By Russ Allison Loar - Own work, CC BY-SA 4.0, https://commons.wikimedia.org/w/index.php?curid=104234705

The city of San Francisco’s homeless policy appears to be even more dysfunction than many of its most cynical critics could have imagined. According to new documents obtained by the San Francisco chronicle the city pays millions to house the homeless and then even more money to later evict them from those same properties.

As The Daily Caller reports:


San Francisco, California, has spent millions of dollars housing the homeless before spending more to evict them, again, according to recent documents obtained by the San Francisco Chronicle.

Since 2019, the city has spent over $160 million every fiscal year on “permanent supportive housing” – i.e. single-room-occupancy hotels (SROs) across the city – as part of Mayor London Breed’s administration’s response to the city’s homelessness crisis, according to the documents obtained by the Chronicle.
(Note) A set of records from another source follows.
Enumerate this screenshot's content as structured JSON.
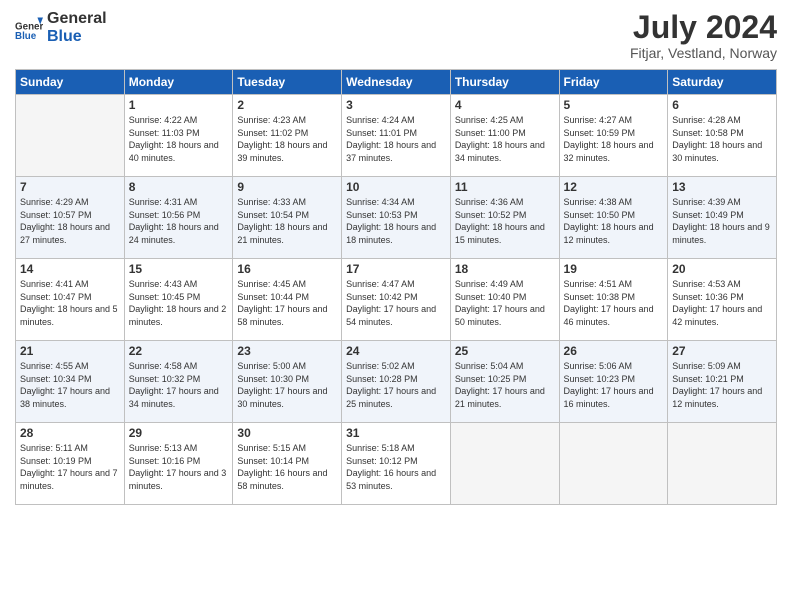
{
  "header": {
    "logo_general": "General",
    "logo_blue": "Blue",
    "month_title": "July 2024",
    "location": "Fitjar, Vestland, Norway"
  },
  "days_of_week": [
    "Sunday",
    "Monday",
    "Tuesday",
    "Wednesday",
    "Thursday",
    "Friday",
    "Saturday"
  ],
  "weeks": [
    [
      {
        "day": "",
        "sunrise": "",
        "sunset": "",
        "daylight": ""
      },
      {
        "day": "1",
        "sunrise": "4:22 AM",
        "sunset": "11:03 PM",
        "daylight": "18 hours and 40 minutes."
      },
      {
        "day": "2",
        "sunrise": "4:23 AM",
        "sunset": "11:02 PM",
        "daylight": "18 hours and 39 minutes."
      },
      {
        "day": "3",
        "sunrise": "4:24 AM",
        "sunset": "11:01 PM",
        "daylight": "18 hours and 37 minutes."
      },
      {
        "day": "4",
        "sunrise": "4:25 AM",
        "sunset": "11:00 PM",
        "daylight": "18 hours and 34 minutes."
      },
      {
        "day": "5",
        "sunrise": "4:27 AM",
        "sunset": "10:59 PM",
        "daylight": "18 hours and 32 minutes."
      },
      {
        "day": "6",
        "sunrise": "4:28 AM",
        "sunset": "10:58 PM",
        "daylight": "18 hours and 30 minutes."
      }
    ],
    [
      {
        "day": "7",
        "sunrise": "4:29 AM",
        "sunset": "10:57 PM",
        "daylight": "18 hours and 27 minutes."
      },
      {
        "day": "8",
        "sunrise": "4:31 AM",
        "sunset": "10:56 PM",
        "daylight": "18 hours and 24 minutes."
      },
      {
        "day": "9",
        "sunrise": "4:33 AM",
        "sunset": "10:54 PM",
        "daylight": "18 hours and 21 minutes."
      },
      {
        "day": "10",
        "sunrise": "4:34 AM",
        "sunset": "10:53 PM",
        "daylight": "18 hours and 18 minutes."
      },
      {
        "day": "11",
        "sunrise": "4:36 AM",
        "sunset": "10:52 PM",
        "daylight": "18 hours and 15 minutes."
      },
      {
        "day": "12",
        "sunrise": "4:38 AM",
        "sunset": "10:50 PM",
        "daylight": "18 hours and 12 minutes."
      },
      {
        "day": "13",
        "sunrise": "4:39 AM",
        "sunset": "10:49 PM",
        "daylight": "18 hours and 9 minutes."
      }
    ],
    [
      {
        "day": "14",
        "sunrise": "4:41 AM",
        "sunset": "10:47 PM",
        "daylight": "18 hours and 5 minutes."
      },
      {
        "day": "15",
        "sunrise": "4:43 AM",
        "sunset": "10:45 PM",
        "daylight": "18 hours and 2 minutes."
      },
      {
        "day": "16",
        "sunrise": "4:45 AM",
        "sunset": "10:44 PM",
        "daylight": "17 hours and 58 minutes."
      },
      {
        "day": "17",
        "sunrise": "4:47 AM",
        "sunset": "10:42 PM",
        "daylight": "17 hours and 54 minutes."
      },
      {
        "day": "18",
        "sunrise": "4:49 AM",
        "sunset": "10:40 PM",
        "daylight": "17 hours and 50 minutes."
      },
      {
        "day": "19",
        "sunrise": "4:51 AM",
        "sunset": "10:38 PM",
        "daylight": "17 hours and 46 minutes."
      },
      {
        "day": "20",
        "sunrise": "4:53 AM",
        "sunset": "10:36 PM",
        "daylight": "17 hours and 42 minutes."
      }
    ],
    [
      {
        "day": "21",
        "sunrise": "4:55 AM",
        "sunset": "10:34 PM",
        "daylight": "17 hours and 38 minutes."
      },
      {
        "day": "22",
        "sunrise": "4:58 AM",
        "sunset": "10:32 PM",
        "daylight": "17 hours and 34 minutes."
      },
      {
        "day": "23",
        "sunrise": "5:00 AM",
        "sunset": "10:30 PM",
        "daylight": "17 hours and 30 minutes."
      },
      {
        "day": "24",
        "sunrise": "5:02 AM",
        "sunset": "10:28 PM",
        "daylight": "17 hours and 25 minutes."
      },
      {
        "day": "25",
        "sunrise": "5:04 AM",
        "sunset": "10:25 PM",
        "daylight": "17 hours and 21 minutes."
      },
      {
        "day": "26",
        "sunrise": "5:06 AM",
        "sunset": "10:23 PM",
        "daylight": "17 hours and 16 minutes."
      },
      {
        "day": "27",
        "sunrise": "5:09 AM",
        "sunset": "10:21 PM",
        "daylight": "17 hours and 12 minutes."
      }
    ],
    [
      {
        "day": "28",
        "sunrise": "5:11 AM",
        "sunset": "10:19 PM",
        "daylight": "17 hours and 7 minutes."
      },
      {
        "day": "29",
        "sunrise": "5:13 AM",
        "sunset": "10:16 PM",
        "daylight": "17 hours and 3 minutes."
      },
      {
        "day": "30",
        "sunrise": "5:15 AM",
        "sunset": "10:14 PM",
        "daylight": "16 hours and 58 minutes."
      },
      {
        "day": "31",
        "sunrise": "5:18 AM",
        "sunset": "10:12 PM",
        "daylight": "16 hours and 53 minutes."
      },
      {
        "day": "",
        "sunrise": "",
        "sunset": "",
        "daylight": ""
      },
      {
        "day": "",
        "sunrise": "",
        "sunset": "",
        "daylight": ""
      },
      {
        "day": "",
        "sunrise": "",
        "sunset": "",
        "daylight": ""
      }
    ]
  ],
  "labels": {
    "sunrise_prefix": "Sunrise: ",
    "sunset_prefix": "Sunset: ",
    "daylight_prefix": "Daylight: "
  }
}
Breed’s administration has also evicted more than 400 tenants from these SROs for violations of conditions of stay, making up a quarter of all evictions in the city despite housing 1.3% of all tenants. Reasons for eviction range from breaking the policy on guests to verbal abuse and violence against SRO workers and other tenants, with instances including assault with deadly weapons, destruction of rooms, and arson.

Tenants may only be evicted after a judicial process, the entire cost of which is funded by taxpayers, with the homeless receiving public defenders. City officials interviewed by the Chronicle estimated that the cost of litigation can range up to $25,000 per tenant.




Subscribe
Notify of
guest

9 Comments
Oldest
Newest Most Voted
Inline Feedbacks
View all comments
John M
John M
2 months ago

Stupid is stupid does!

Stephen Russell
Stephen Russell
2 months ago

???? Odd policy

Edie
Edie
2 months ago

What a bunch of nonsense! There isn’t a common sense person in that city! Round them all up, put them in mental institutions and rehab those that can be done, and keep the rest in permanently.